Data in this exercise -
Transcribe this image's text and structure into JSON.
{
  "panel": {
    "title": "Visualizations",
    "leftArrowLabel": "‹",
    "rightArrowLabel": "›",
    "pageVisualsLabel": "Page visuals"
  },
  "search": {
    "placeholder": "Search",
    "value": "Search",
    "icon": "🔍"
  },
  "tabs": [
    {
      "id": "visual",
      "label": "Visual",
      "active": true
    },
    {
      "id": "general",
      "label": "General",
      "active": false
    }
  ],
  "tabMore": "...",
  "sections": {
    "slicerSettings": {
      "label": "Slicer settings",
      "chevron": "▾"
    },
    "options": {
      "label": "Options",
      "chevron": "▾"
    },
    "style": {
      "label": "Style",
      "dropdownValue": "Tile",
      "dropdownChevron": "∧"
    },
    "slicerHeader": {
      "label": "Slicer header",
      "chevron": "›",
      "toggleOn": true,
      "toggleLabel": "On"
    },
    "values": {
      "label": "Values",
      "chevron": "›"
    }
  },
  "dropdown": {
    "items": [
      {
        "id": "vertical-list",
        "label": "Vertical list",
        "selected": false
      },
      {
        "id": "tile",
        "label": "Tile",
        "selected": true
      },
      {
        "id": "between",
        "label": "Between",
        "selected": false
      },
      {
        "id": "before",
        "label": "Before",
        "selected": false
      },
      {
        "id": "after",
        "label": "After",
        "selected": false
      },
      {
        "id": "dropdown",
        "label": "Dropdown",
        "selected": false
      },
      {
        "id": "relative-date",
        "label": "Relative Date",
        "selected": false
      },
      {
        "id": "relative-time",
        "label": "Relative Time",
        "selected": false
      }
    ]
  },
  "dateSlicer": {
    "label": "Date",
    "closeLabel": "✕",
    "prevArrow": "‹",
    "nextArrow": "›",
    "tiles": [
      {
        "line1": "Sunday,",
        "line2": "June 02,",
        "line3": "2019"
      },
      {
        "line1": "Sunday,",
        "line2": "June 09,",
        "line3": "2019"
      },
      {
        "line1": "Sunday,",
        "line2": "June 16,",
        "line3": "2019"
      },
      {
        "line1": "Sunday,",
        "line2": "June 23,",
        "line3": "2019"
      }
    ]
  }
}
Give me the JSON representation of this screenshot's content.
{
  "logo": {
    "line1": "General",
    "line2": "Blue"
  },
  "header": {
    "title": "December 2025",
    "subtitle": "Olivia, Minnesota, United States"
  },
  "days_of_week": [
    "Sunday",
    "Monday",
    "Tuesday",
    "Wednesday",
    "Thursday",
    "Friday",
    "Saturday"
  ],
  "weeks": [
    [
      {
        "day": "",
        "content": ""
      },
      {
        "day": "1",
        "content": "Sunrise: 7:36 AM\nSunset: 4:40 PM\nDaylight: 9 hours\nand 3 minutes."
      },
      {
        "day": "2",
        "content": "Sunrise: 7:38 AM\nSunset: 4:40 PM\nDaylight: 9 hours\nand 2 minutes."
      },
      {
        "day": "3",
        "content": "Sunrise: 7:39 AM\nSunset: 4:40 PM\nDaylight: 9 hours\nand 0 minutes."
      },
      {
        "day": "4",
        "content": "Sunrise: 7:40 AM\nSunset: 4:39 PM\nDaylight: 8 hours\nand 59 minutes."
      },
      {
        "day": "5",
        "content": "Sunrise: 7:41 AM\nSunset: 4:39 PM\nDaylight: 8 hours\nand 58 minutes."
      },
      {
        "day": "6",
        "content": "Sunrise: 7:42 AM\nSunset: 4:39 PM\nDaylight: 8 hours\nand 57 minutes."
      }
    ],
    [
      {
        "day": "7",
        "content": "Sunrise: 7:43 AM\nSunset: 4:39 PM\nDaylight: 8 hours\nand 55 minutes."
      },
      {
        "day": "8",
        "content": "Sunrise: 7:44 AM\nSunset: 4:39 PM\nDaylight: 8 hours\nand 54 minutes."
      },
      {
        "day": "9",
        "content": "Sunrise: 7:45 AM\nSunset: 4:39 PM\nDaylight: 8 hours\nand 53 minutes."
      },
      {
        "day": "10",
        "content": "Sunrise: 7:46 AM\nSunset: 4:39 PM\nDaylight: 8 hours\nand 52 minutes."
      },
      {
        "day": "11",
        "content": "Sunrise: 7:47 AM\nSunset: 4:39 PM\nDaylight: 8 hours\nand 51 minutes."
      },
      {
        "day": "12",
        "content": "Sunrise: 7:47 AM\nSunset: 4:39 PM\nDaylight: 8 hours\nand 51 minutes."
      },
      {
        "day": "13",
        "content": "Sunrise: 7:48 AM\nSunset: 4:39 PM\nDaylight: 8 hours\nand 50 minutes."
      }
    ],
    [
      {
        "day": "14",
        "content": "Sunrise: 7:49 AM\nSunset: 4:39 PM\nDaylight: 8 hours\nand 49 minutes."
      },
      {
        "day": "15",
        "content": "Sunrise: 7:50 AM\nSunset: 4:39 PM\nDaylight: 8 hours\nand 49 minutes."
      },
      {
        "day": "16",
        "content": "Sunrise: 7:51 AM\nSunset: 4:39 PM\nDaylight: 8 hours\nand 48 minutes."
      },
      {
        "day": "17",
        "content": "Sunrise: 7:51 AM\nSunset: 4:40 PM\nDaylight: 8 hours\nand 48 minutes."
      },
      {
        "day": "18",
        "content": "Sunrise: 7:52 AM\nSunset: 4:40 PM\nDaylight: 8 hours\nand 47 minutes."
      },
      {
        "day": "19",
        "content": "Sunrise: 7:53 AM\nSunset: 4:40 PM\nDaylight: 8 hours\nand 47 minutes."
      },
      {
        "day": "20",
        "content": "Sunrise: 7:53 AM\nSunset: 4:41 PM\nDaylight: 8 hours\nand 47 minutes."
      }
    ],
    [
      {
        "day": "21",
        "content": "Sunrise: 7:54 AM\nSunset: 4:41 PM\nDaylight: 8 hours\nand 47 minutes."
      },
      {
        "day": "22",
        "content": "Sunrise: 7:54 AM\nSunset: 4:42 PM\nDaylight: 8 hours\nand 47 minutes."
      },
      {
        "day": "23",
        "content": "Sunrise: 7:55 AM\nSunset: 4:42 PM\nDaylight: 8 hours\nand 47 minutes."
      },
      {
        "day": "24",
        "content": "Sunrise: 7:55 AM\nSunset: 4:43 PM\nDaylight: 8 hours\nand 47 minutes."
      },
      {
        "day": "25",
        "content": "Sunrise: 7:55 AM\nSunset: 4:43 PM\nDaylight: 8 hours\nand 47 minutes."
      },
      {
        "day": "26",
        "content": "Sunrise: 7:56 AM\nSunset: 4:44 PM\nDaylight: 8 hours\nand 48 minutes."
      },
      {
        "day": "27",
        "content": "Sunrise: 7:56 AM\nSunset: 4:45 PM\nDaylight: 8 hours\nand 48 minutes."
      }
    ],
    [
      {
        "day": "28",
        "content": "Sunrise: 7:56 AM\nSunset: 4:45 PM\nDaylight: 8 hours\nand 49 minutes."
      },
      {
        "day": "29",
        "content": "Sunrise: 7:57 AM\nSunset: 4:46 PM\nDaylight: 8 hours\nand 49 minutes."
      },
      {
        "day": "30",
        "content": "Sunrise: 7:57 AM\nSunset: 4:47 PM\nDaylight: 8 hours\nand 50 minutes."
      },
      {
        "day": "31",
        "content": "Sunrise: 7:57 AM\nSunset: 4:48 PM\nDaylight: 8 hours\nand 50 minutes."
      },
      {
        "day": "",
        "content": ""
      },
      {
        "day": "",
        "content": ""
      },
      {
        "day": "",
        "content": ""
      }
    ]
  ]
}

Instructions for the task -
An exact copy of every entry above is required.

Answer to this task -
Transcribe this image's text and structure into JSON.
{
  "panel": {
    "title": "Visualizations",
    "leftArrowLabel": "‹",
    "rightArrowLabel": "›",
    "pageVisualsLabel": "Page visuals"
  },
  "search": {
    "placeholder": "Search",
    "value": "Search",
    "icon": "🔍"
  },
  "tabs": [
    {
      "id": "visual",
      "label": "Visual",
      "active": true
    },
    {
      "id": "general",
      "label": "General",
      "active": false
    }
  ],
  "tabMore": "...",
  "sections": {
    "slicerSettings": {
      "label": "Slicer settings",
      "chevron": "▾"
    },
    "options": {
      "label": "Options",
      "chevron": "▾"
    },
    "style": {
      "label": "Style",
      "dropdownValue": "Tile",
      "dropdownChevron": "∧"
    },
    "slicerHeader": {
      "label": "Slicer header",
      "chevron": "›",
      "toggleOn": true,
      "toggleLabel": "On"
    },
    "values": {
      "label": "Values",
      "chevron": "›"
    }
  },
  "dropdown": {
    "items": [
      {
        "id": "vertical-list",
        "label": "Vertical list",
        "selected": false
      },
      {
        "id": "tile",
        "label": "Tile",
        "selected": true
      },
      {
        "id": "between",
        "label": "Between",
        "selected": false
      },
      {
        "id": "before",
        "label": "Before",
        "selected": false
      },
      {
        "id": "after",
        "label": "After",
        "selected": false
      },
      {
        "id": "dropdown",
        "label": "Dropdown",
        "selected": false
      },
      {
        "id": "relative-date",
        "label": "Relative Date",
        "selected": false
      },
      {
        "id": "relative-time",
        "label": "Relative Time",
        "selected": false
      }
    ]
  },
  "dateSlicer": {
    "label": "Date",
    "closeLabel": "✕",
    "prevArrow": "‹",
    "nextArrow": "›",
    "tiles": [
      {
        "line1": "Sunday,",
        "line2": "June 02,",
        "line3": "2019"
      },
      {
        "line1": "Sunday,",
        "line2": "June 09,",
        "line3": "2019"
      },
      {
        "line1": "Sunday,",
        "line2": "June 16,",
        "line3": "2019"
      },
      {
        "line1": "Sunday,",
        "line2": "June 23,",
        "line3": "2019"
      }
    ]
  }
}
Give me the JSON representation of this screenshot's content.
{
  "logo": {
    "line1": "General",
    "line2": "Blue"
  },
  "header": {
    "title": "December 2025",
    "subtitle": "Olivia, Minnesota, United States"
  },
  "days_of_week": [
    "Sunday",
    "Monday",
    "Tuesday",
    "Wednesday",
    "Thursday",
    "Friday",
    "Saturday"
  ],
  "weeks": [
    [
      {
        "day": "",
        "content": ""
      },
      {
        "day": "1",
        "content": "Sunrise: 7:36 AM\nSunset: 4:40 PM\nDaylight: 9 hours\nand 3 minutes."
      },
      {
        "day": "2",
        "content": "Sunrise: 7:38 AM\nSunset: 4:40 PM\nDaylight: 9 hours\nand 2 minutes."
      },
      {
        "day": "3",
        "content": "Sunrise: 7:39 AM\nSunset: 4:40 PM\nDaylight: 9 hours\nand 0 minutes."
      },
      {
        "day": "4",
        "content": "Sunrise: 7:40 AM\nSunset: 4:39 PM\nDaylight: 8 hours\nand 59 minutes."
      },
      {
        "day": "5",
        "content": "Sunrise: 7:41 AM\nSunset: 4:39 PM\nDaylight: 8 hours\nand 58 minutes."
      },
      {
        "day": "6",
        "content": "Sunrise: 7:42 AM\nSunset: 4:39 PM\nDaylight: 8 hours\nand 57 minutes."
      }
    ],
    [
      {
        "day": "7",
        "content": "Sunrise: 7:43 AM\nSunset: 4:39 PM\nDaylight: 8 hours\nand 55 minutes."
      },
      {
        "day": "8",
        "content": "Sunrise: 7:44 AM\nSunset: 4:39 PM\nDaylight: 8 hours\nand 54 minutes."
      },
      {
        "day": "9",
        "content": "Sunrise: 7:45 AM\nSunset: 4:39 PM\nDaylight: 8 hours\nand 53 minutes."
      },
      {
        "day": "10",
        "content": "Sunrise: 7:46 AM\nSunset: 4:39 PM\nDaylight: 8 hours\nand 52 minutes."
      },
      {
        "day": "11",
        "content": "Sunrise: 7:47 AM\nSunset: 4:39 PM\nDaylight: 8 hours\nand 51 minutes."
      },
      {
        "day": "12",
        "content": "Sunrise: 7:47 AM\nSunset: 4:39 PM\nDaylight: 8 hours\nand 51 minutes."
      },
      {
        "day": "13",
        "content": "Sunrise: 7:48 AM\nSunset: 4:39 PM\nDaylight: 8 hours\nand 50 minutes."
      }
    ],
    [
      {
        "day": "14",
        "content": "Sunrise: 7:49 AM\nSunset: 4:39 PM\nDaylight: 8 hours\nand 49 minutes."
      },
      {
        "day": "15",
        "content": "Sunrise: 7:50 AM\nSunset: 4:39 PM\nDaylight: 8 hours\nand 49 minutes."
      },
      {
        "day": "16",
        "content": "Sunrise: 7:51 AM\nSunset: 4:39 PM\nDaylight: 8 hours\nand 48 minutes."
      },
      {
        "day": "17",
        "content": "Sunrise: 7:51 AM\nSunset: 4:40 PM\nDaylight: 8 hours\nand 48 minutes."
      },
      {
        "day": "18",
        "content": "Sunrise: 7:52 AM\nSunset: 4:40 PM\nDaylight: 8 hours\nand 47 minutes."
      },
      {
        "day": "19",
        "content": "Sunrise: 7:53 AM\nSunset: 4:40 PM\nDaylight: 8 hours\nand 47 minutes."
      },
      {
        "day": "20",
        "content": "Sunrise: 7:53 AM\nSunset: 4:41 PM\nDaylight: 8 hours\nand 47 minutes."
      }
    ],
    [
      {
        "day": "21",
        "content": "Sunrise: 7:54 AM\nSunset: 4:41 PM\nDaylight: 8 hours\nand 47 minutes."
      },
      {
        "day": "22",
        "content": "Sunrise: 7:54 AM\nSunset: 4:42 PM\nDaylight: 8 hours\nand 47 minutes."
      },
      {
        "day": "23",
        "content": "Sunrise: 7:55 AM\nSunset: 4:42 PM\nDaylight: 8 hours\nand 47 minutes."
      },
      {
        "day": "24",
        "content": "Sunrise: 7:55 AM\nSunset: 4:43 PM\nDaylight: 8 hours\nand 47 minutes."
      },
      {
        "day": "25",
        "content": "Sunrise: 7:55 AM\nSunset: 4:43 PM\nDaylight: 8 hours\nand 47 minutes."
      },
      {
        "day": "26",
        "content": "Sunrise: 7:56 AM\nSunset: 4:44 PM\nDaylight: 8 hours\nand 48 minutes."
      },
      {
        "day": "27",
        "content": "Sunrise: 7:56 AM\nSunset: 4:45 PM\nDaylight: 8 hours\nand 48 minutes."
      }
    ],
    [
      {
        "day": "28",
        "content": "Sunrise: 7:56 AM\nSunset: 4:45 PM\nDaylight: 8 hours\nand 49 minutes."
      },
      {
        "day": "29",
        "content": "Sunrise: 7:57 AM\nSunset: 4:46 PM\nDaylight: 8 hours\nand 49 minutes."
      },
      {
        "day": "30",
        "content": "Sunrise: 7:57 AM\nSunset: 4:47 PM\nDaylight: 8 hours\nand 50 minutes."
      },
      {
        "day": "31",
        "content": "Sunrise: 7:57 AM\nSunset: 4:48 PM\nDaylight: 8 hours\nand 50 minutes."
      },
      {
        "day": "",
        "content": ""
      },
      {
        "day": "",
        "content": ""
      },
      {
        "day": "",
        "content": ""
      }
    ]
  ]
}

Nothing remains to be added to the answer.